In Pullen v. McDonald's Corp., Nos. 14-11081, 14-11082, 2014 WL 4610296 (E.D. Mich. Sept. 15, 2014), two groups of plaintiffs filed collective action lawsuits under the Fair Labor Standards Act (“FSLA”) against different owners and operators of McDonald’s restaurants. McDonald’s Corporation was a defendant in both suits. In companion cases before the same judge in the U.S. District Court for the Eastern District of Michigan, the plaintiffs filed Motions for Conditional Certification and Judicial Notice.
The underlying allegations were that, because the plaintiffs were required to wait off the clock either before or after their shifts, or during an extended breaks, and because the costs of their uniforms were deducted from their paychecks, they were compensated less than the minimum wage required by the FLSA. The plaintiffs, in motions that were nearly identical, sought approval to notify over 1,000 “similarly situated” current and former McDonald’s workers. One of the defendants alleged that the number was actually 3,000 such workers who would be notified.
This case was governed by the FLSA. Collective actions under the FLSA are not the same as Federal Rule 23 class actions, although they are similar. Under the FLSA, similarly situated employees must affirmatively opt into collective actions, which is different from the Federal Rule 23 scenario for absent class members. The FLSA certification process occurs in two stages.
A more lenient standard is applied initially for conditional certification. Then, in a FLSA collective action, notifying potential plaintiffs of their ability to participate follows this initial conditional certification. Later, a defendant may move to decertify. This usually occurs after a period for discovery. At that point, the issue is whether the opt-in plaintiffs are in fact similarly situated, decided on the basis of a full evidentiary record.
Olivio v. GMAC Mortgage Corp., 374 F.Supp2d 545, 548 (E.D.Mich. 2004) set forth the standard applied in the McDonald’s case. To be similarly situated, persons must be “victims of a common policy or plan that violated the law” or their “claims [must be] unified by common theories of defendant’s statutory violations, even if the proofs of those theories are inevitably individualized and distinct.”
Here, the uniform price issue was disposed of in part because the defendants agreed at oral argument to reimburse employees when their clothing deductions brought their average hourly pay to below the minimum wage. The Court also noted, however, that some of the alleged class members were under the age of 20, and thus their minimum wage was $3.00 per hour less than that of the rest of the plaintiffs and putative class members. Thus, on both this issue and the clocking-in issue, the Court found that it almost certainly would determine that the plaintiffs were not similarly situated after discovery.

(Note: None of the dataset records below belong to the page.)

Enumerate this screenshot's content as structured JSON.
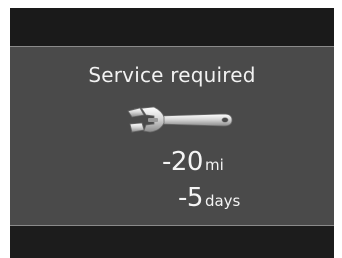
{
  "cluster": {
    "message": {
      "title": "Service required",
      "icon": "wrench-icon",
      "distance": {
        "value": "-20",
        "unit": "mi"
      },
      "time": {
        "value": "-5",
        "unit": "days"
      }
    }
  },
  "colors": {
    "panel_bg": "#4a4a4a",
    "frame_bg": "#141414",
    "text": "#f4f4f4"
  }
}
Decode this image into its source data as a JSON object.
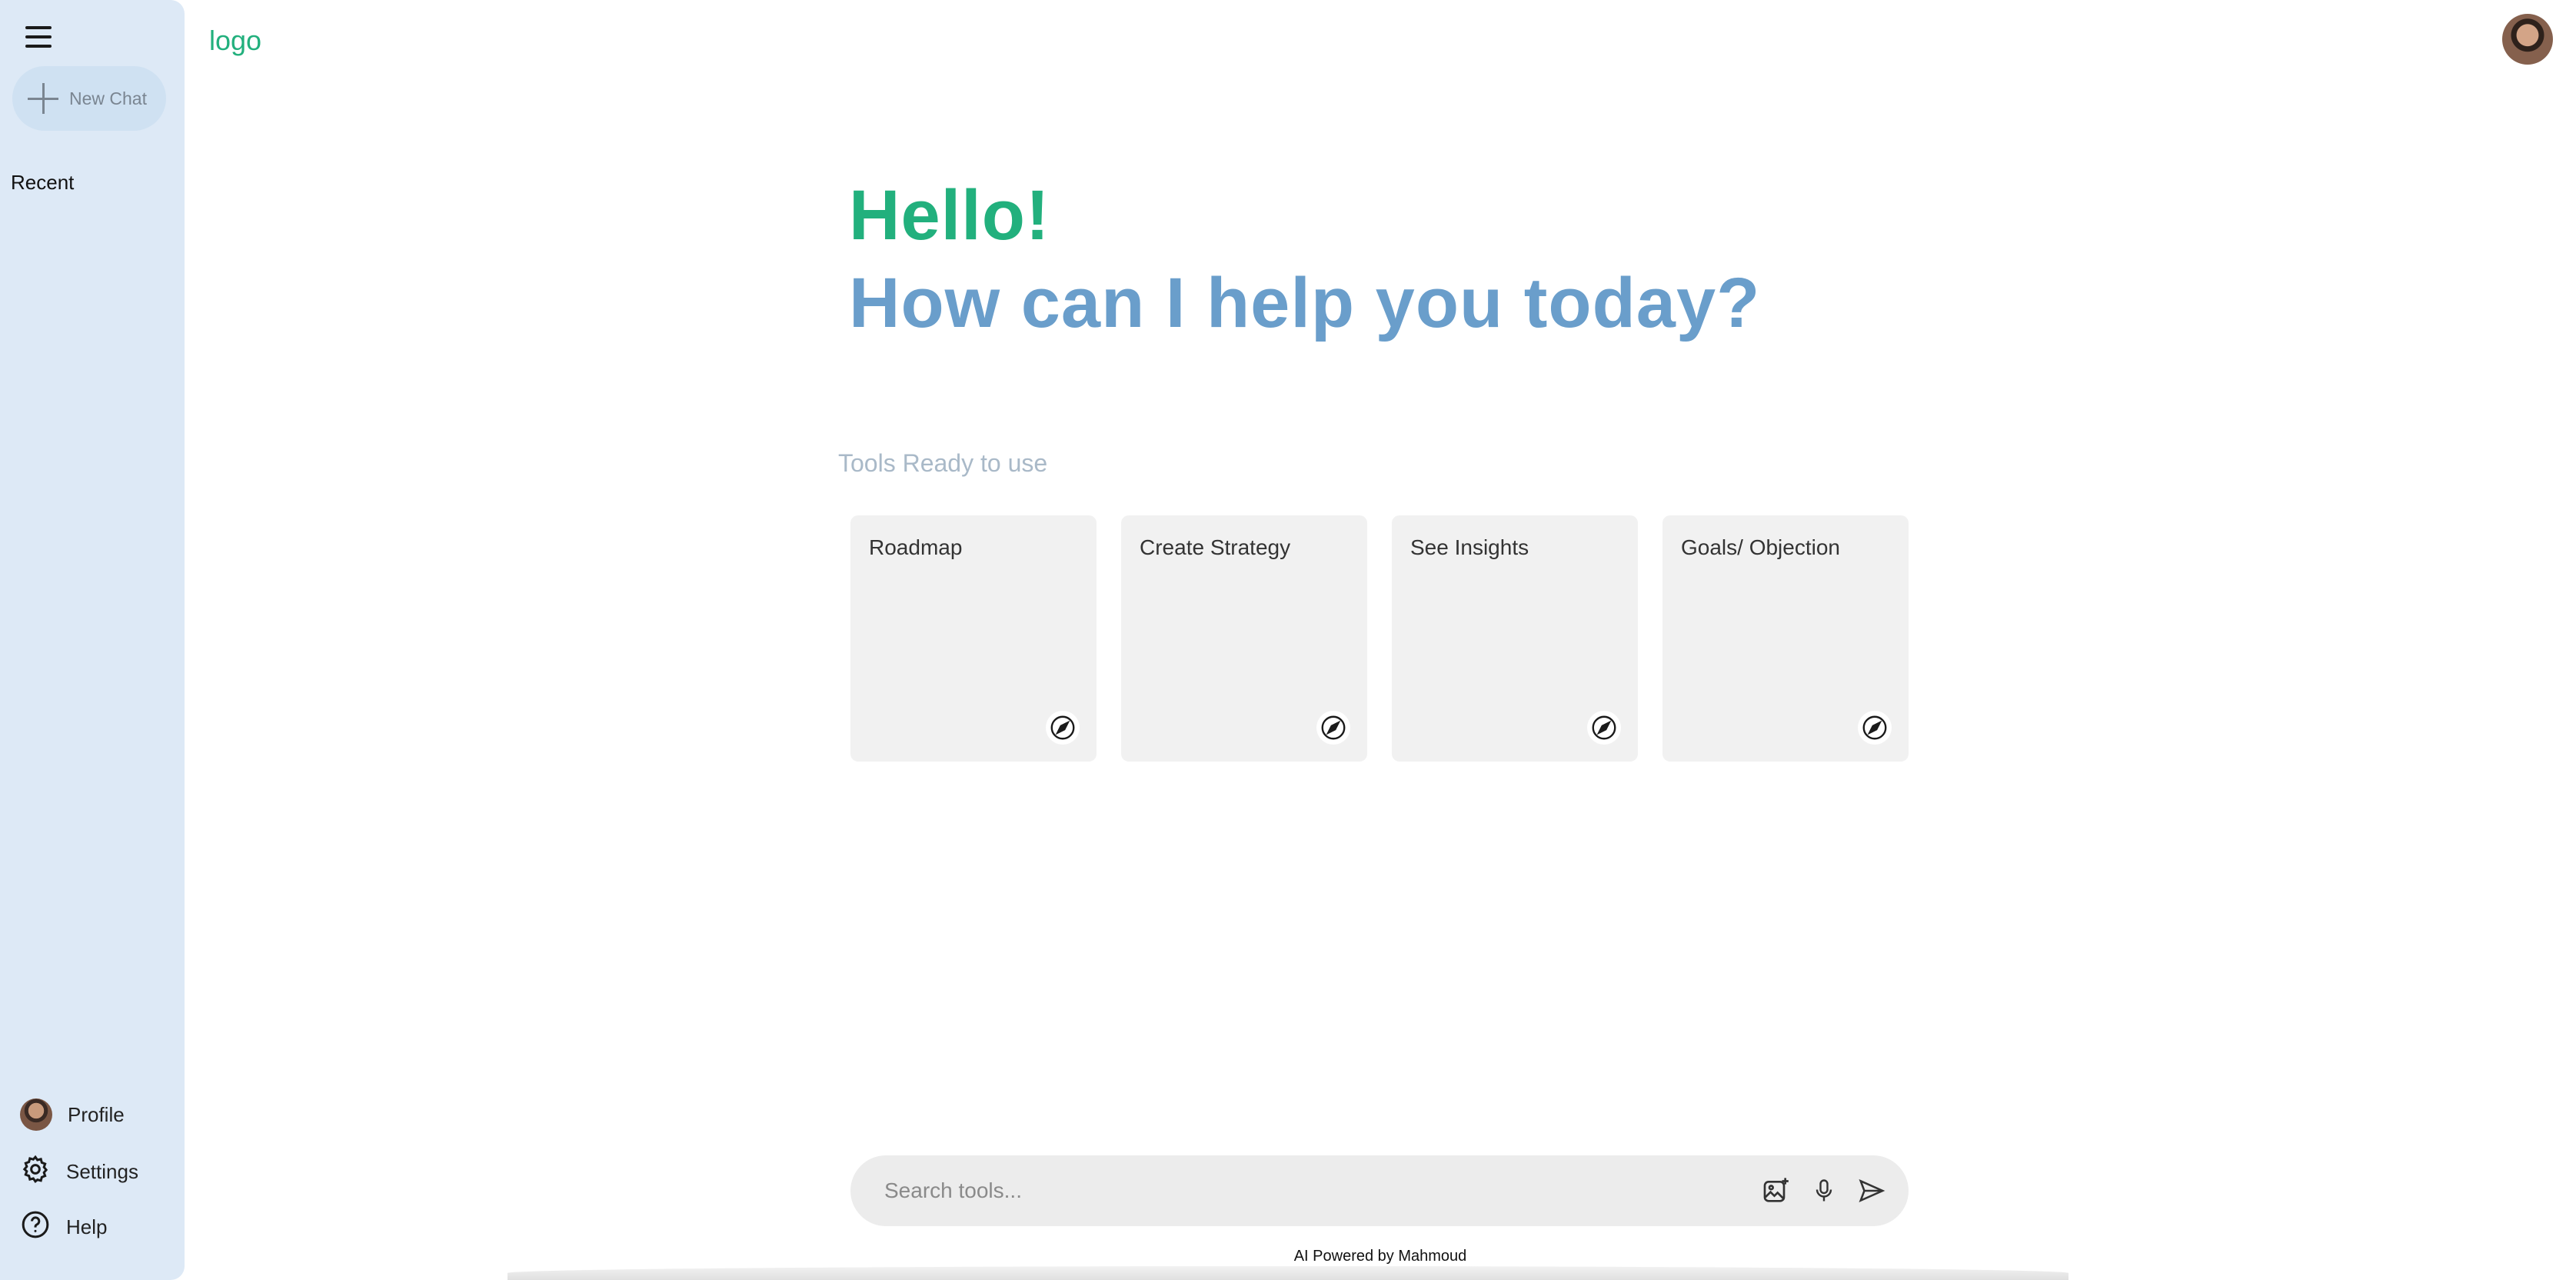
{
  "header": {
    "logo": "logo"
  },
  "sidebar": {
    "new_chat": "New Chat",
    "recent": "Recent",
    "bottom": {
      "profile": "Profile",
      "settings": "Settings",
      "help": "Help"
    }
  },
  "greeting": {
    "hello": "Hello!",
    "subtitle": "How can I help you today?"
  },
  "tools": {
    "label": "Tools Ready to use",
    "cards": [
      {
        "title": "Roadmap",
        "icon": "compass-icon"
      },
      {
        "title": "Create Strategy",
        "icon": "compass-icon"
      },
      {
        "title": "See Insights",
        "icon": "compass-icon"
      },
      {
        "title": "Goals/ Objection",
        "icon": "compass-icon"
      }
    ]
  },
  "search": {
    "placeholder": "Search tools...",
    "value": ""
  },
  "footer": {
    "powered_by": "AI Powered by Mahmoud"
  },
  "colors": {
    "accent_green": "#22b07d",
    "accent_blue": "#6a9ecb",
    "sidebar_bg": "#dde9f6"
  }
}
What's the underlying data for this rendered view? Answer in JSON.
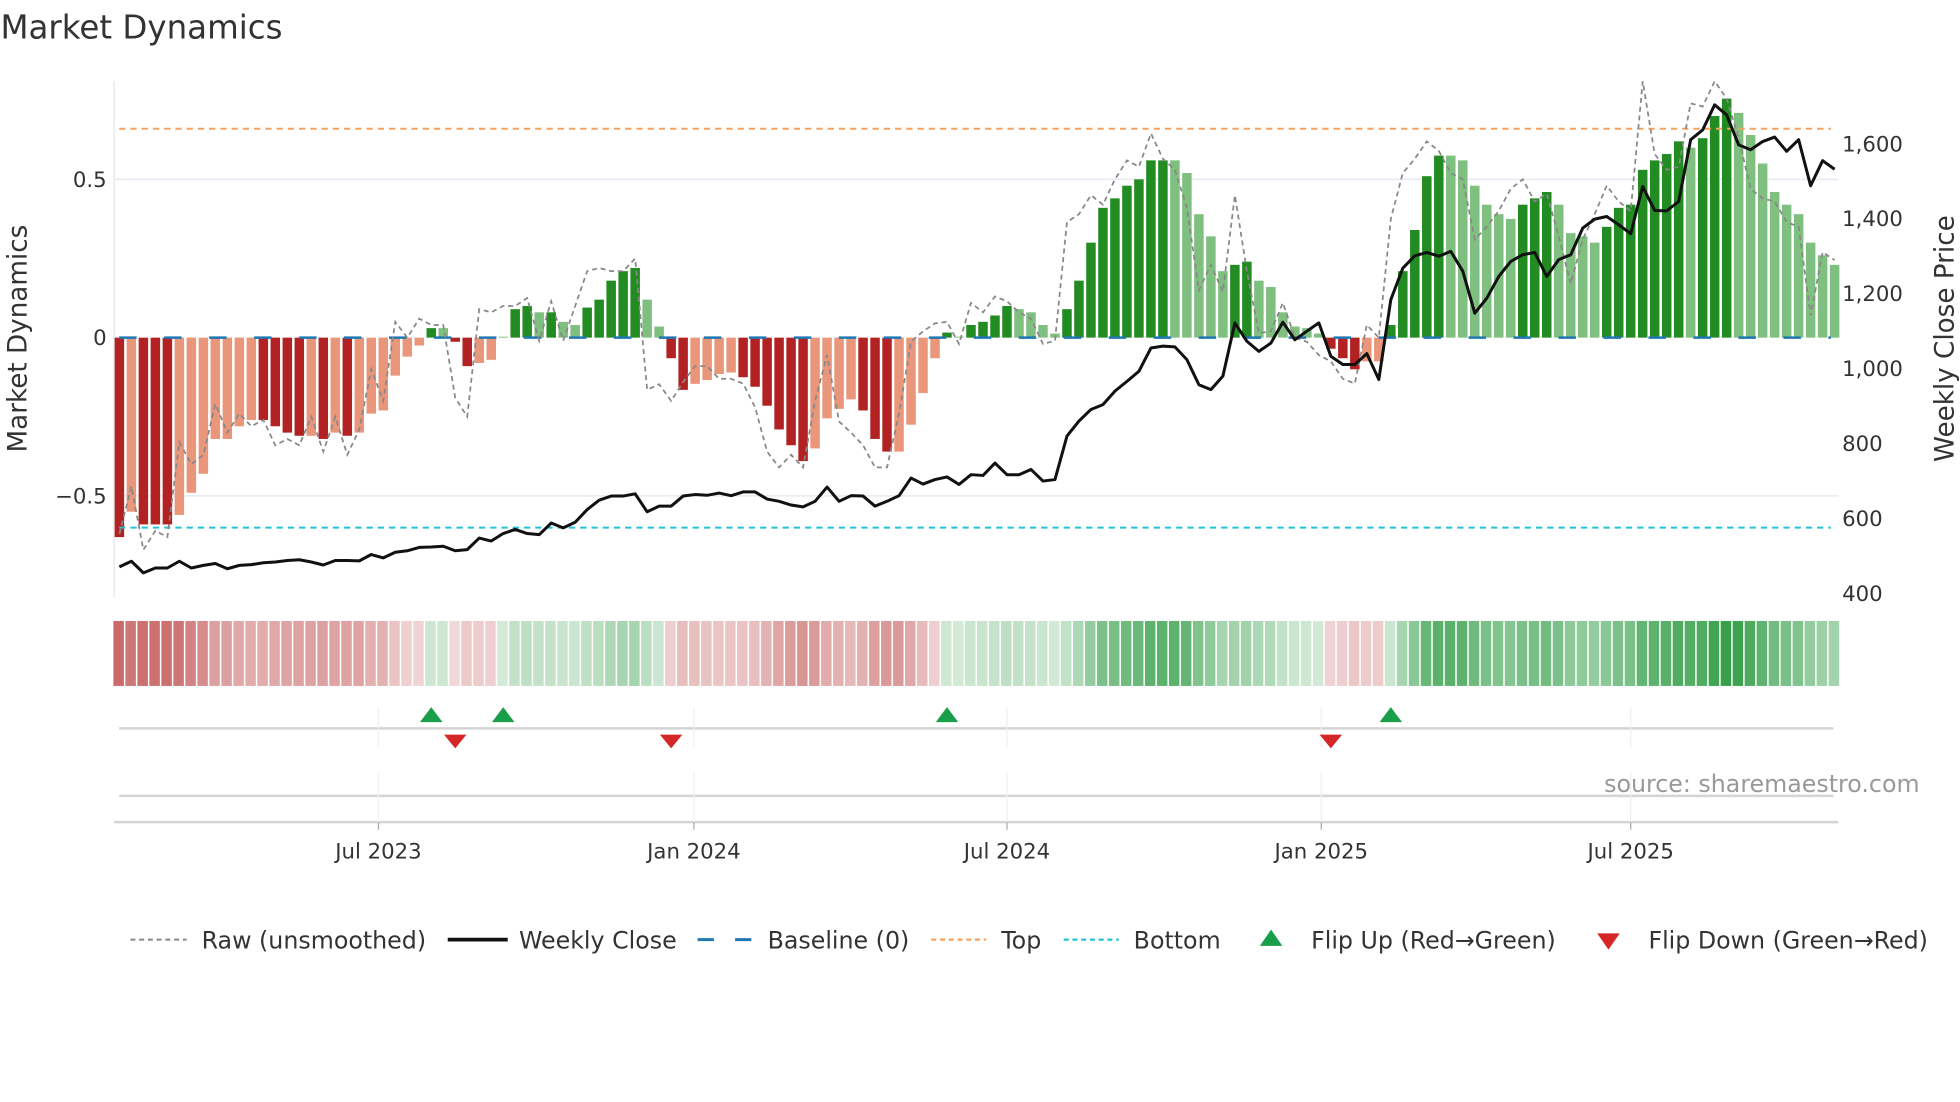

Observing that this would be a large class to notify, the Court stated as follows: “These 1,000 to 3,000 putative class members had varying pay rates, hours worked and deduction methodologies applied to their pay. They worked for different managers at different restaurants; and the wait times are extremely inconsistent, both in terms and duration and frequency.” Thus, the Court denied the Motions for Conditional Certification and Judicial Notice, and denied as moot a motion to strike filed by defendants with respect to the plaintiffs’ briefing.